====== Data to examine
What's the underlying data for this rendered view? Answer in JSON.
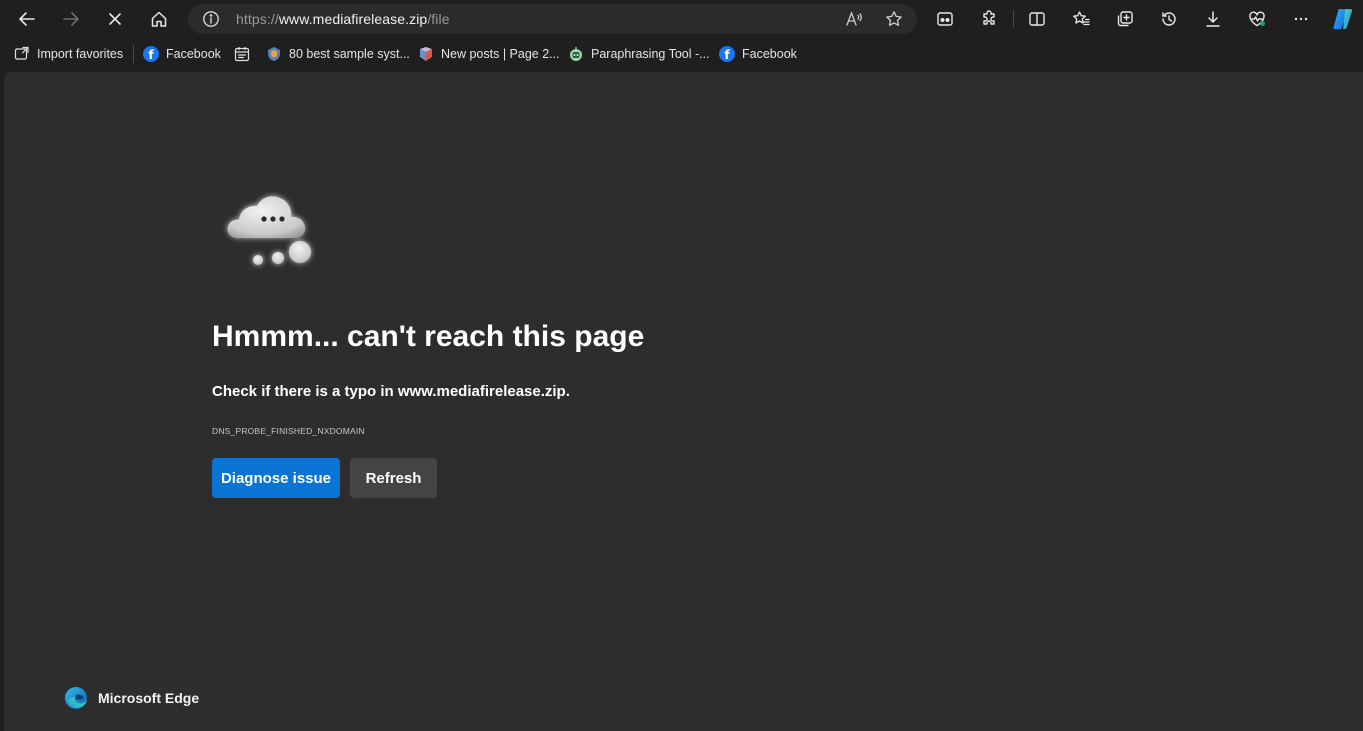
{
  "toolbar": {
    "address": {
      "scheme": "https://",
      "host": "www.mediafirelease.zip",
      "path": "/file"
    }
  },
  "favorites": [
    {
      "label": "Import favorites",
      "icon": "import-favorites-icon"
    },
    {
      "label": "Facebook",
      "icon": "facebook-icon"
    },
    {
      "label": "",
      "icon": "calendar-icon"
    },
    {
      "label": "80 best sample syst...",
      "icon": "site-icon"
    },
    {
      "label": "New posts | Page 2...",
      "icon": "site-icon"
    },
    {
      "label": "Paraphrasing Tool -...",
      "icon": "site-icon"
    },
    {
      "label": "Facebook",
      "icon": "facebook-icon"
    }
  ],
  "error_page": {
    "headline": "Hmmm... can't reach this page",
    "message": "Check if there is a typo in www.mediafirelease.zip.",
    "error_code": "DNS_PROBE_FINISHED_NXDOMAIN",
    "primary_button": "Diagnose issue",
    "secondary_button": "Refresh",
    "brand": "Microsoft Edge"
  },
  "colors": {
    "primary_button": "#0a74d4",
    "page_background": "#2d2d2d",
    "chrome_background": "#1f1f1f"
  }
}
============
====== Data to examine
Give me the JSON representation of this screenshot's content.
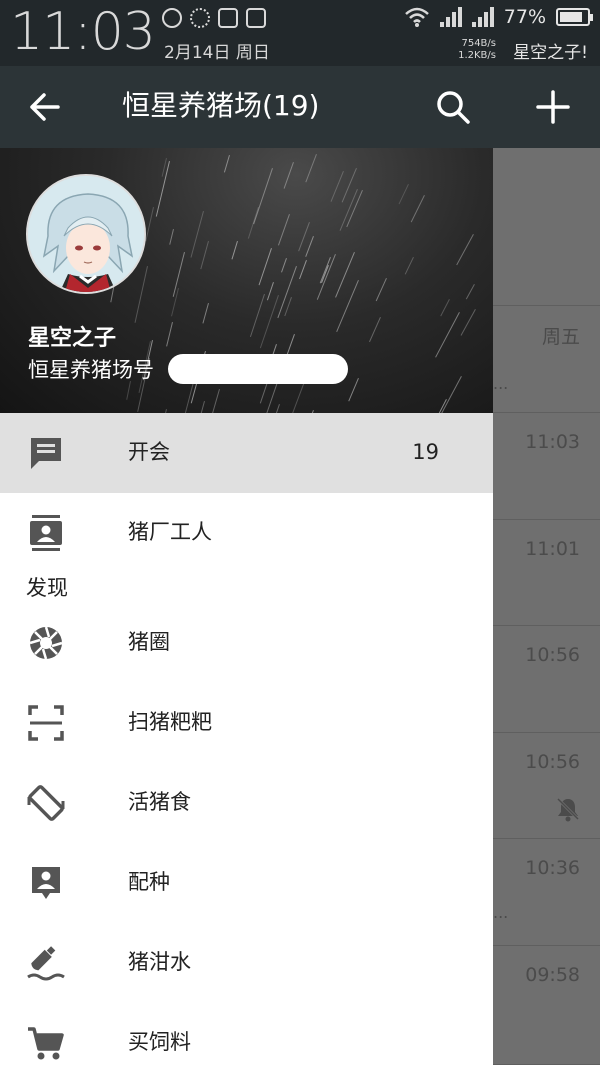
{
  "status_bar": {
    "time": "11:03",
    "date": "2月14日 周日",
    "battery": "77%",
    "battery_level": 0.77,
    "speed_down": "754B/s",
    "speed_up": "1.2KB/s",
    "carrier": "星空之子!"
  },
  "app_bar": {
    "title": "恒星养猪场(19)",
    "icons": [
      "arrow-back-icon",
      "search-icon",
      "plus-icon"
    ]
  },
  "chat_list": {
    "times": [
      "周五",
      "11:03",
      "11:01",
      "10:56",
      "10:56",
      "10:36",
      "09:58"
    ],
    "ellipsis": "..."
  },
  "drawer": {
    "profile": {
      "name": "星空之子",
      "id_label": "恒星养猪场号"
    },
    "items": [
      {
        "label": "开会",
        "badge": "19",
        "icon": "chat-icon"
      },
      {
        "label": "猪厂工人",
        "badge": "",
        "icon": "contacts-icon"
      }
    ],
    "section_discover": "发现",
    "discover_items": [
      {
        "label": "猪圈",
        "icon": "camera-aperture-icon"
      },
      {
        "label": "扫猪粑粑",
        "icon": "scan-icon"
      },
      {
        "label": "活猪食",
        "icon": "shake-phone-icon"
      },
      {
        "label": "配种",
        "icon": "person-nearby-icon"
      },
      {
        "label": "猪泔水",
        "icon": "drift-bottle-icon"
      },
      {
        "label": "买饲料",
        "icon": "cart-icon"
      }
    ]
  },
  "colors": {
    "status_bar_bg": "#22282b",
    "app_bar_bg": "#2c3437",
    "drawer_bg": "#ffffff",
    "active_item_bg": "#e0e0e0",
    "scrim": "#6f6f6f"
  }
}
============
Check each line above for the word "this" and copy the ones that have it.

## Answer space
What's the underlying data for this rendered view? Answer in JSON.
    "headline": "Hmmm... can't reach this page",
Give me the JSON representation of this screenshot's content.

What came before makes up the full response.